§ **What the task asks**
What lines in the records below hold the string "only"? Please show them.

§ **Data for processing**
********************
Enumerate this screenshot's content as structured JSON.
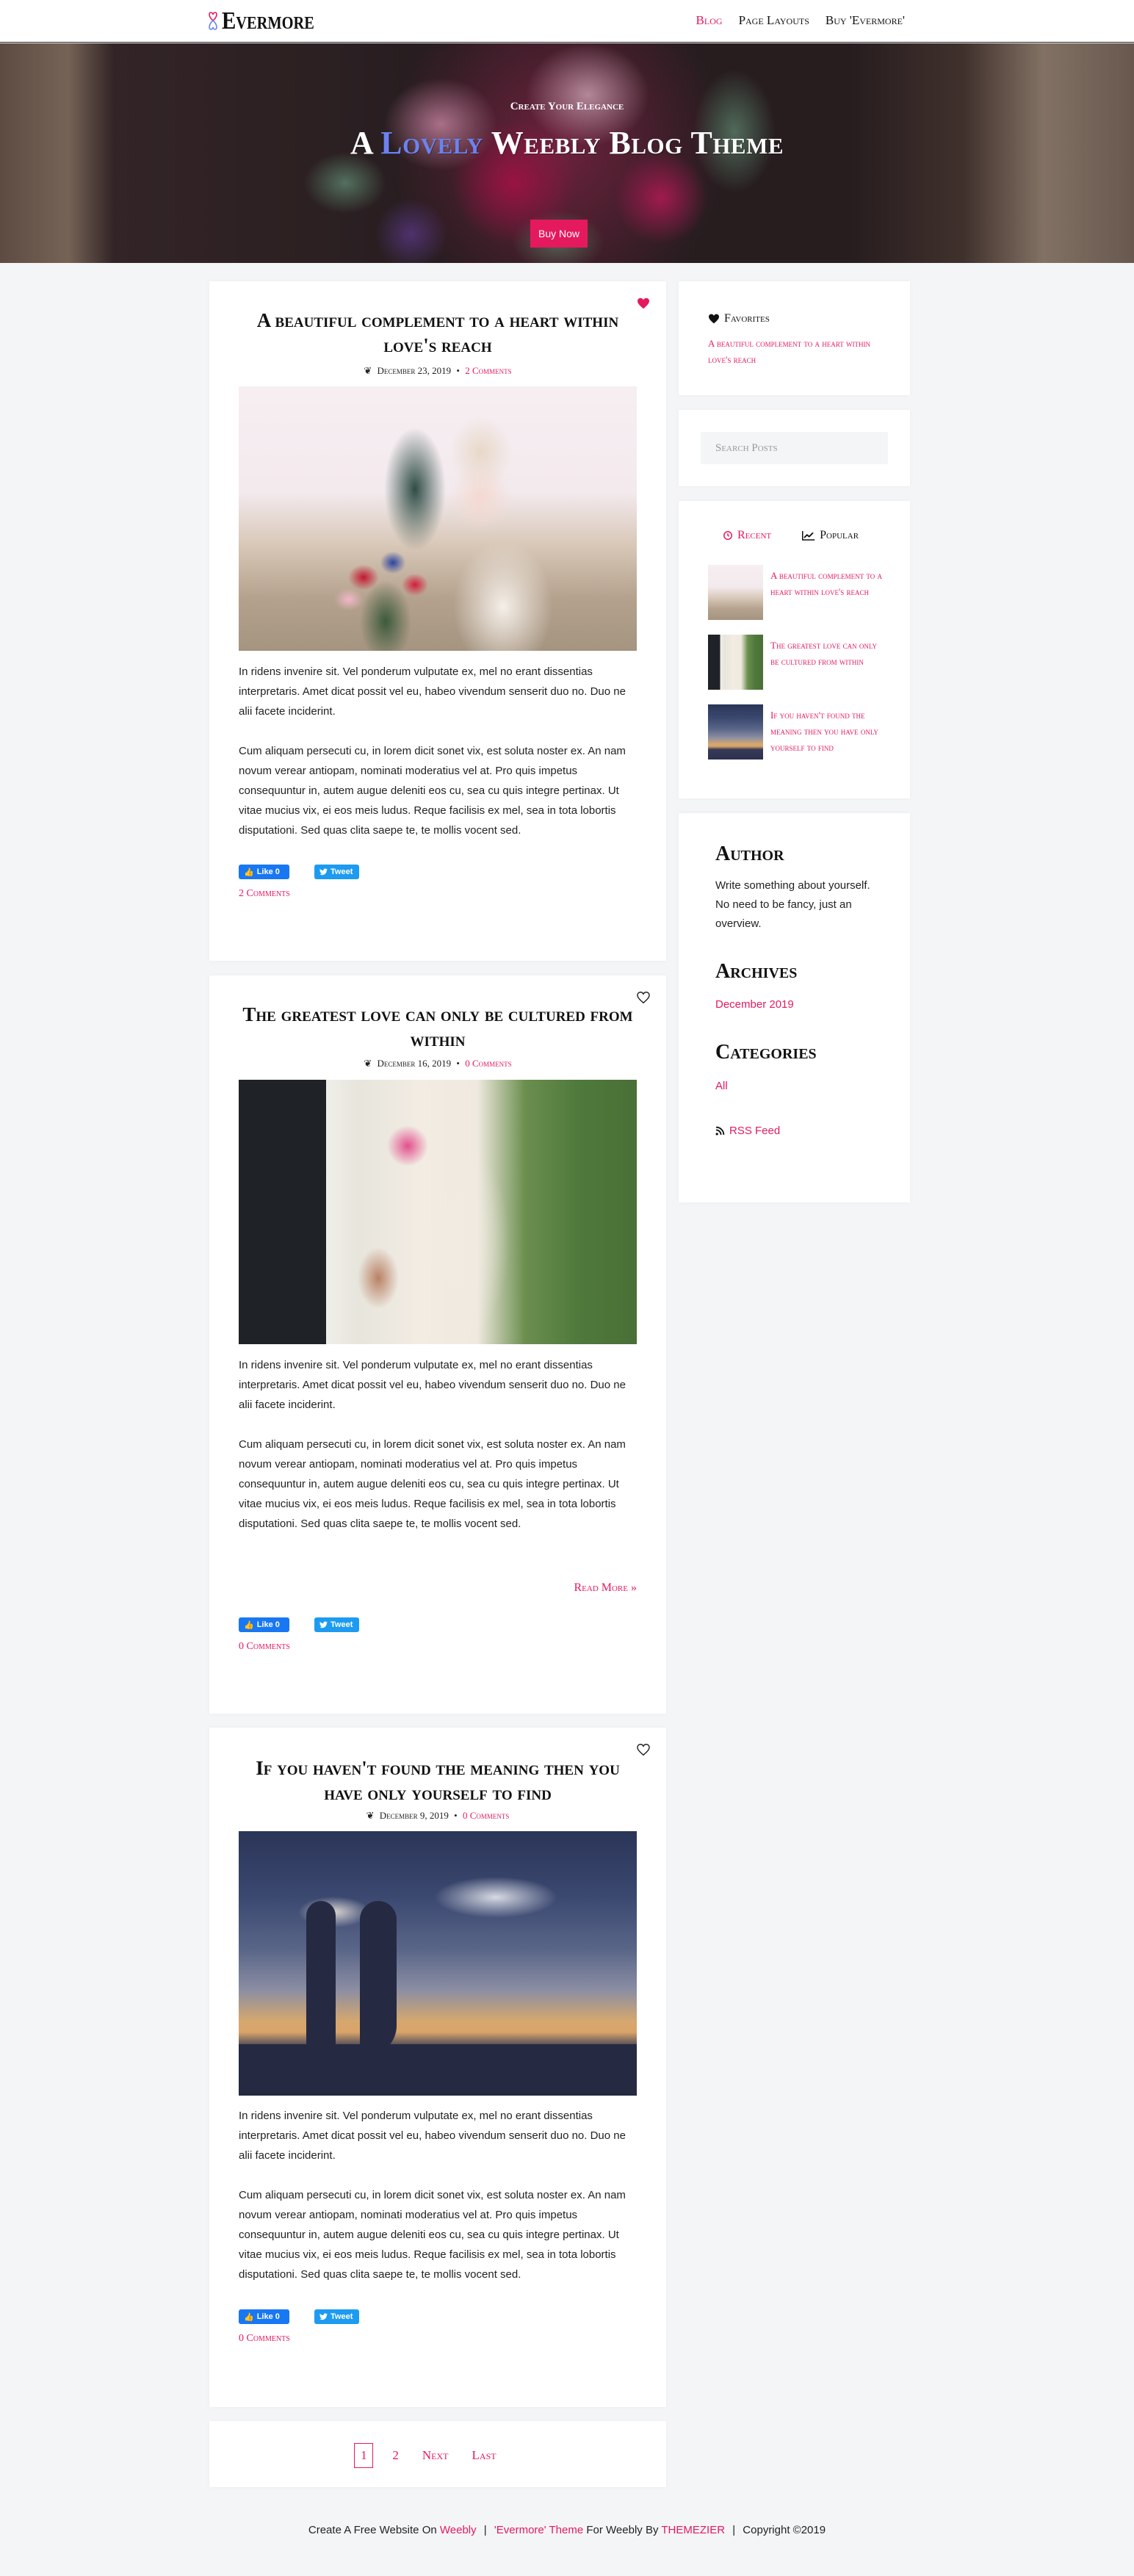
{
  "header": {
    "logo": "Evermore",
    "nav": [
      {
        "label": "Blog",
        "active": true
      },
      {
        "label": "Page Layouts",
        "active": false
      },
      {
        "label": "Buy 'Evermore'",
        "active": false
      }
    ]
  },
  "hero": {
    "kicker": "Create Your Elegance",
    "title_prefix": "A",
    "title_accent": "Lovely",
    "title_suffix": "Weebly Blog Theme",
    "button": "Buy Now"
  },
  "posts": [
    {
      "title": "A beautiful complement to a heart within love's reach",
      "date": "December 23, 2019",
      "comments": "2 Comments",
      "favorited": true,
      "image": "bride-with-bouquet",
      "paragraphs": [
        "In ridens invenire sit. Vel ponderum vulputate ex, mel no erant dissentias interpretaris. Amet dicat possit vel eu, habeo vivendum senserit duo no. Duo ne alii facete inciderint.",
        "Cum aliquam persecuti cu, in lorem dicit sonet vix, est soluta noster ex. An nam novum verear antiopam, nominati moderatius vel at. Pro quis impetus consequuntur in, autem augue deleniti eos cu, sea cu quis integre pertinax. Ut vitae mucius vix, ei eos meis ludus. Reque facilisis ex mel, sea in tota lobortis disputationi. Sed quas clita saepe te, te mollis vocent sed."
      ],
      "read_more": null,
      "like": "Like 0",
      "tweet": "Tweet"
    },
    {
      "title": "The greatest love can only be cultured from within",
      "date": "December 16, 2019",
      "comments": "0 Comments",
      "favorited": false,
      "image": "couple-holding-hands",
      "paragraphs": [
        "In ridens invenire sit. Vel ponderum vulputate ex, mel no erant dissentias interpretaris. Amet dicat possit vel eu, habeo vivendum senserit duo no. Duo ne alii facete inciderint.",
        "Cum aliquam persecuti cu, in lorem dicit sonet vix, est soluta noster ex. An nam novum verear antiopam, nominati moderatius vel at. Pro quis impetus consequuntur in, autem augue deleniti eos cu, sea cu quis integre pertinax. Ut vitae mucius vix, ei eos meis ludus. Reque facilisis ex mel, sea in tota lobortis disputationi. Sed quas clita saepe te, te mollis vocent sed."
      ],
      "read_more": "Read More »",
      "like": "Like 0",
      "tweet": "Tweet"
    },
    {
      "title": "If you haven't found the meaning then you have only yourself to find",
      "date": "December 9, 2019",
      "comments": "0 Comments",
      "favorited": false,
      "image": "couple-silhouette-sunset",
      "paragraphs": [
        "In ridens invenire sit. Vel ponderum vulputate ex, mel no erant dissentias interpretaris. Amet dicat possit vel eu, habeo vivendum senserit duo no. Duo ne alii facete inciderint.",
        "Cum aliquam persecuti cu, in lorem dicit sonet vix, est soluta noster ex. An nam novum verear antiopam, nominati moderatius vel at. Pro quis impetus consequuntur in, autem augue deleniti eos cu, sea cu quis integre pertinax. Ut vitae mucius vix, ei eos meis ludus. Reque facilisis ex mel, sea in tota lobortis disputationi. Sed quas clita saepe te, te mollis vocent sed."
      ],
      "read_more": null,
      "like": "Like 0",
      "tweet": "Tweet"
    }
  ],
  "sidebar": {
    "favorites": {
      "title": "Favorites",
      "items": [
        "A beautiful complement to a heart within love's reach"
      ]
    },
    "search": {
      "placeholder": "Search Posts"
    },
    "tabs": [
      {
        "label": "Recent",
        "icon": "history-icon",
        "active": true
      },
      {
        "label": "Popular",
        "icon": "chart-line-icon",
        "active": false
      }
    ],
    "recent": [
      {
        "title": "A beautiful complement to a heart within love's reach"
      },
      {
        "title": "The greatest love can only be cultured from within"
      },
      {
        "title": "If you haven't found the meaning then you have only yourself to find"
      }
    ],
    "author": {
      "title": "Author",
      "text": "Write something about yourself. No need to be fancy, just an overview."
    },
    "archives": {
      "title": "Archives",
      "items": [
        "December 2019"
      ]
    },
    "categories": {
      "title": "Categories",
      "items": [
        "All"
      ]
    },
    "rss": "RSS Feed"
  },
  "pagination": {
    "current": "1",
    "pages": [
      "2"
    ],
    "next": "Next",
    "last": "Last"
  },
  "footer": {
    "part1": "Create A Free Website On",
    "link1": "Weebly",
    "sep": "|",
    "link2": "'Evermore' Theme",
    "part2": "For Weebly By",
    "link3": "THEMEZIER",
    "part3": "Copyright ©2019"
  },
  "colors": {
    "accent": "#e5195e",
    "hero_accent": "#6b82f0",
    "background": "#f4f5f7"
  }
}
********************
§ **The answer**
      "title": "The greatest love can only be cultured from within",
      "title": "If you haven't found the meaning then you have only yourself to find",
        "title": "The greatest love can only be cultured from within"
        "title": "If you haven't found the meaning then you have only yourself to find"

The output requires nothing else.